▸ The problem:
Among the entries that follow, find the lines holding "increase" and say how many there are, with no other words.

Interface dataset entries:
*****
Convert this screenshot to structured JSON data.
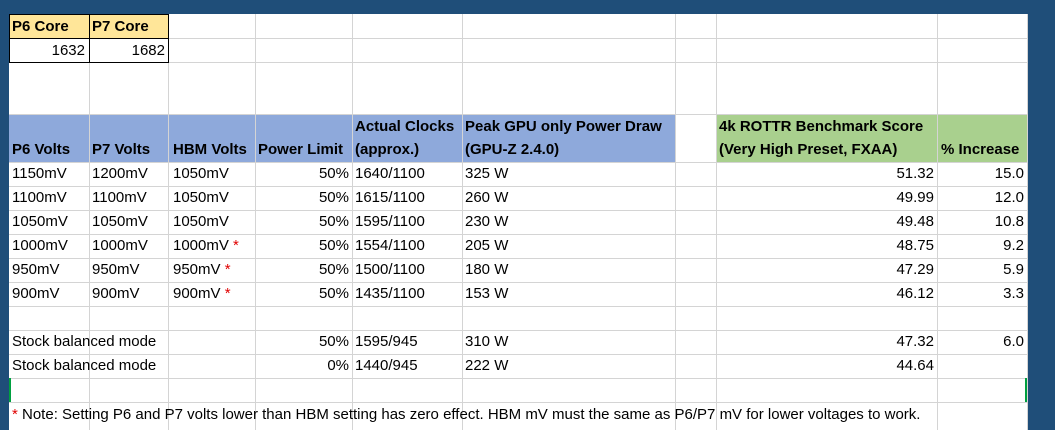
{
  "core_header": {
    "p6": "P6 Core",
    "p7": "P7 Core",
    "p6_value": "1632",
    "p7_value": "1682"
  },
  "headers": {
    "p6_volts": "P6 Volts",
    "p7_volts": "P7 Volts",
    "hbm_volts": "HBM Volts",
    "power_limit": "Power Limit",
    "clocks_1": "Actual Clocks",
    "clocks_2": "(approx.)",
    "power_draw_1": "Peak GPU only Power Draw",
    "power_draw_2": "(GPU-Z 2.4.0)",
    "score_1": "4k ROTTR Benchmark Score",
    "score_2": "(Very High Preset, FXAA)",
    "increase": "% Increase"
  },
  "rows": [
    {
      "p6": "1150mV",
      "p7": "1200mV",
      "hbm": "1050mV",
      "star": "",
      "power_limit": "50%",
      "clocks": "1640/1100",
      "power_draw": "325 W",
      "score": "51.32",
      "increase": "15.0"
    },
    {
      "p6": "1100mV",
      "p7": "1100mV",
      "hbm": "1050mV",
      "star": "",
      "power_limit": "50%",
      "clocks": "1615/1100",
      "power_draw": "260 W",
      "score": "49.99",
      "increase": "12.0"
    },
    {
      "p6": "1050mV",
      "p7": "1050mV",
      "hbm": "1050mV",
      "star": "",
      "power_limit": "50%",
      "clocks": "1595/1100",
      "power_draw": "230 W",
      "score": "49.48",
      "increase": "10.8"
    },
    {
      "p6": "1000mV",
      "p7": "1000mV",
      "hbm": "1000mV",
      "star": "*",
      "power_limit": "50%",
      "clocks": "1554/1100",
      "power_draw": "205 W",
      "score": "48.75",
      "increase": "9.2"
    },
    {
      "p6": "950mV",
      "p7": "950mV",
      "hbm": "950mV",
      "star": "*",
      "power_limit": "50%",
      "clocks": "1500/1100",
      "power_draw": "180 W",
      "score": "47.29",
      "increase": "5.9"
    },
    {
      "p6": "900mV",
      "p7": "900mV",
      "hbm": "900mV",
      "star": "*",
      "power_limit": "50%",
      "clocks": "1435/1100",
      "power_draw": "153 W",
      "score": "46.12",
      "increase": "3.3"
    }
  ],
  "stock_rows": [
    {
      "label": "Stock balanced mode",
      "power_limit": "50%",
      "clocks": "1595/945",
      "power_draw": "310 W",
      "score": "47.32",
      "increase": "6.0"
    },
    {
      "label": "Stock balanced mode",
      "power_limit": "0%",
      "clocks": "1440/945",
      "power_draw": "222 W",
      "score": "44.64",
      "increase": ""
    }
  ],
  "note": {
    "star": "*",
    "text": " Note: Setting P6 and P7 volts lower than HBM setting has zero effect.  HBM mV must the same as P6/P7 mV for lower voltages to work."
  },
  "colors": {
    "core_header_fill": "#ffe699",
    "blue_header_fill": "#8ea9db",
    "green_header_fill": "#a9d08e",
    "star": "#e00000",
    "frame": "#1f4e79"
  }
}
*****
▸ Task solution:
9